Problem: The expected response is the entire set of entries, copied exactly.

== Segment start ==

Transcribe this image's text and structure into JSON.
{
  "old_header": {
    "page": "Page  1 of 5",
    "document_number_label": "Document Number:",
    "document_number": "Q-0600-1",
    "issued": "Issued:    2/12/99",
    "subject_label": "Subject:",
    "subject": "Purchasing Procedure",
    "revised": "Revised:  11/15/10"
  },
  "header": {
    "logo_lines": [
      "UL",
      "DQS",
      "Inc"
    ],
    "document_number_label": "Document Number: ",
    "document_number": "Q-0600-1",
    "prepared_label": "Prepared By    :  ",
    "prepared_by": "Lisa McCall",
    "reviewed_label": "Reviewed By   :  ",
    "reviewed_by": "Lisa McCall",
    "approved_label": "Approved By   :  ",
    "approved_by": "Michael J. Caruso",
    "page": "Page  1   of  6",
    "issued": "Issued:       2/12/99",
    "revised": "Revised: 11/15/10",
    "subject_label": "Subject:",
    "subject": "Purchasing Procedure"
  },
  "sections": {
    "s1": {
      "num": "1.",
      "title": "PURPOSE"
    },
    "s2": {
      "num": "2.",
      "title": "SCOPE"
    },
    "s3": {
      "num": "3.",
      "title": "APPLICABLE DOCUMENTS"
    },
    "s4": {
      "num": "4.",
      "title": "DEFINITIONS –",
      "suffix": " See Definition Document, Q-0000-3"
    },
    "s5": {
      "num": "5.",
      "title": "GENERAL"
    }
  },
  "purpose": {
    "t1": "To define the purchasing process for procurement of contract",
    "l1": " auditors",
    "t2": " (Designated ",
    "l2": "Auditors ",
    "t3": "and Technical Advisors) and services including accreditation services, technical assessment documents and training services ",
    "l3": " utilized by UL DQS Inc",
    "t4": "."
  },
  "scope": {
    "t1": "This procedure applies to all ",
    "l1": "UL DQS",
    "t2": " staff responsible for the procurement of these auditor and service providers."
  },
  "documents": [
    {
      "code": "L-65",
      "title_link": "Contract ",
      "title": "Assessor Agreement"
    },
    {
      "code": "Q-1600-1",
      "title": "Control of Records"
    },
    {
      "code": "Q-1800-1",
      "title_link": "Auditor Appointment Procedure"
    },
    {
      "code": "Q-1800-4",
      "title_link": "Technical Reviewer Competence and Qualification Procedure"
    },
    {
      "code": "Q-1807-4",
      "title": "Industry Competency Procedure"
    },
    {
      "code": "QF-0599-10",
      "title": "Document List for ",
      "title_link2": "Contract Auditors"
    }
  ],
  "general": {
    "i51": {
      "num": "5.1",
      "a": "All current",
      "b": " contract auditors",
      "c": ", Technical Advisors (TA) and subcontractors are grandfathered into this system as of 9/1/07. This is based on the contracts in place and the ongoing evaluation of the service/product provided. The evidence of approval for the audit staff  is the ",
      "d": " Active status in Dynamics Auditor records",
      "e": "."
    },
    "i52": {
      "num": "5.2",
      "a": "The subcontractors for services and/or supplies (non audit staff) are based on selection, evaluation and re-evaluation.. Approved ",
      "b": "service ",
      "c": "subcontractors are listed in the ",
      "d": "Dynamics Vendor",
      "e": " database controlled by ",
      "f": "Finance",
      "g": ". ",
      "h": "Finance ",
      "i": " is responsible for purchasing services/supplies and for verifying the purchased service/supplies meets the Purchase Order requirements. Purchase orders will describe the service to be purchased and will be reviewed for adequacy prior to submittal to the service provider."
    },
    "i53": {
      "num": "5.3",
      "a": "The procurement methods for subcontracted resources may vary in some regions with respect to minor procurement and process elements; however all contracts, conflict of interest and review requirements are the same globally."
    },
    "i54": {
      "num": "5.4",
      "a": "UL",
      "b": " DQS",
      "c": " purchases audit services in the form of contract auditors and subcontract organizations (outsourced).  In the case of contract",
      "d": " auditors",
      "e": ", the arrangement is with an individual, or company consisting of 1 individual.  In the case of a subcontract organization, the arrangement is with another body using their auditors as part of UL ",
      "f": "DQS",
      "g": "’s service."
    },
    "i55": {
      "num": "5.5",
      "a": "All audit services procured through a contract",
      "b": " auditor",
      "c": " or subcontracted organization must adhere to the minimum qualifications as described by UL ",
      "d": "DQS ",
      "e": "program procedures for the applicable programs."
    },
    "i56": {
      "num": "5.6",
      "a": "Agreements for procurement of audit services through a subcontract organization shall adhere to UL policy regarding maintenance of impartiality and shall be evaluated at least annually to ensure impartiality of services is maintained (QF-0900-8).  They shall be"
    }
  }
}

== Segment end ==

Completed exercise:
Transcribe this image's text and structure into JSON.
{
  "old_header": {
    "page": "Page  1 of 5",
    "document_number_label": "Document Number:",
    "document_number": "Q-0600-1",
    "issued": "Issued:    2/12/99",
    "subject_label": "Subject:",
    "subject": "Purchasing Procedure",
    "revised": "Revised:  11/15/10"
  },
  "header": {
    "logo_lines": [
      "UL",
      "DQS",
      "Inc"
    ],
    "document_number_label": "Document Number: ",
    "document_number": "Q-0600-1",
    "prepared_label": "Prepared By    :  ",
    "prepared_by": "Lisa McCall",
    "reviewed_label": "Reviewed By   :  ",
    "reviewed_by": "Lisa McCall",
    "approved_label": "Approved By   :  ",
    "approved_by": "Michael J. Caruso",
    "page": "Page  1   of  6",
    "issued": "Issued:       2/12/99",
    "revised": "Revised: 11/15/10",
    "subject_label": "Subject:",
    "subject": "Purchasing Procedure"
  },
  "sections": {
    "s1": {
      "num": "1.",
      "title": "PURPOSE"
    },
    "s2": {
      "num": "2.",
      "title": "SCOPE"
    },
    "s3": {
      "num": "3.",
      "title": "APPLICABLE DOCUMENTS"
    },
    "s4": {
      "num": "4.",
      "title": "DEFINITIONS –",
      "suffix": " See Definition Document, Q-0000-3"
    },
    "s5": {
      "num": "5.",
      "title": "GENERAL"
    }
  },
  "purpose": {
    "t1": "To define the purchasing process for procurement of contract",
    "l1": " auditors",
    "t2": " (Designated ",
    "l2": "Auditors ",
    "t3": "and Technical Advisors) and services including accreditation services, technical assessment documents and training services ",
    "l3": " utilized by UL DQS Inc",
    "t4": "."
  },
  "scope": {
    "t1": "This procedure applies to all ",
    "l1": "UL DQS",
    "t2": " staff responsible for the procurement of these auditor and service providers."
  },
  "documents": [
    {
      "code": "L-65",
      "title_link": "Contract ",
      "title": "Assessor Agreement"
    },
    {
      "code": "Q-1600-1",
      "title": "Control of Records"
    },
    {
      "code": "Q-1800-1",
      "title_link": "Auditor Appointment Procedure"
    },
    {
      "code": "Q-1800-4",
      "title_link": "Technical Reviewer Competence and Qualification Procedure"
    },
    {
      "code": "Q-1807-4",
      "title": "Industry Competency Procedure"
    },
    {
      "code": "QF-0599-10",
      "title": "Document List for ",
      "title_link2": "Contract Auditors"
    }
  ],
  "general": {
    "i51": {
      "num": "5.1",
      "a": "All current",
      "b": " contract auditors",
      "c": ", Technical Advisors (TA) and subcontractors are grandfathered into this system as of 9/1/07. This is based on the contracts in place and the ongoing evaluation of the service/product provided. The evidence of approval for the audit staff  is the ",
      "d": " Active status in Dynamics Auditor records",
      "e": "."
    },
    "i52": {
      "num": "5.2",
      "a": "The subcontractors for services and/or supplies (non audit staff) are based on selection, evaluation and re-evaluation.. Approved ",
      "b": "service ",
      "c": "subcontractors are listed in the ",
      "d": "Dynamics Vendor",
      "e": " database controlled by ",
      "f": "Finance",
      "g": ". ",
      "h": "Finance ",
      "i": " is responsible for purchasing services/supplies and for verifying the purchased service/supplies meets the Purchase Order requirements. Purchase orders will describe the service to be purchased and will be reviewed for adequacy prior to submittal to the service provider."
    },
    "i53": {
      "num": "5.3",
      "a": "The procurement methods for subcontracted resources may vary in some regions with respect to minor procurement and process elements; however all contracts, conflict of interest and review requirements are the same globally."
    },
    "i54": {
      "num": "5.4",
      "a": "UL",
      "b": " DQS",
      "c": " purchases audit services in the form of contract auditors and subcontract organizations (outsourced).  In the case of contract",
      "d": " auditors",
      "e": ", the arrangement is with an individual, or company consisting of 1 individual.  In the case of a subcontract organization, the arrangement is with another body using their auditors as part of UL ",
      "f": "DQS",
      "g": "’s service."
    },
    "i55": {
      "num": "5.5",
      "a": "All audit services procured through a contract",
      "b": " auditor",
      "c": " or subcontracted organization must adhere to the minimum qualifications as described by UL ",
      "d": "DQS ",
      "e": "program procedures for the applicable programs."
    },
    "i56": {
      "num": "5.6",
      "a": "Agreements for procurement of audit services through a subcontract organization shall adhere to UL policy regarding maintenance of impartiality and shall be evaluated at least annually to ensure impartiality of services is maintained (QF-0900-8).  They shall be"
    }
  }
}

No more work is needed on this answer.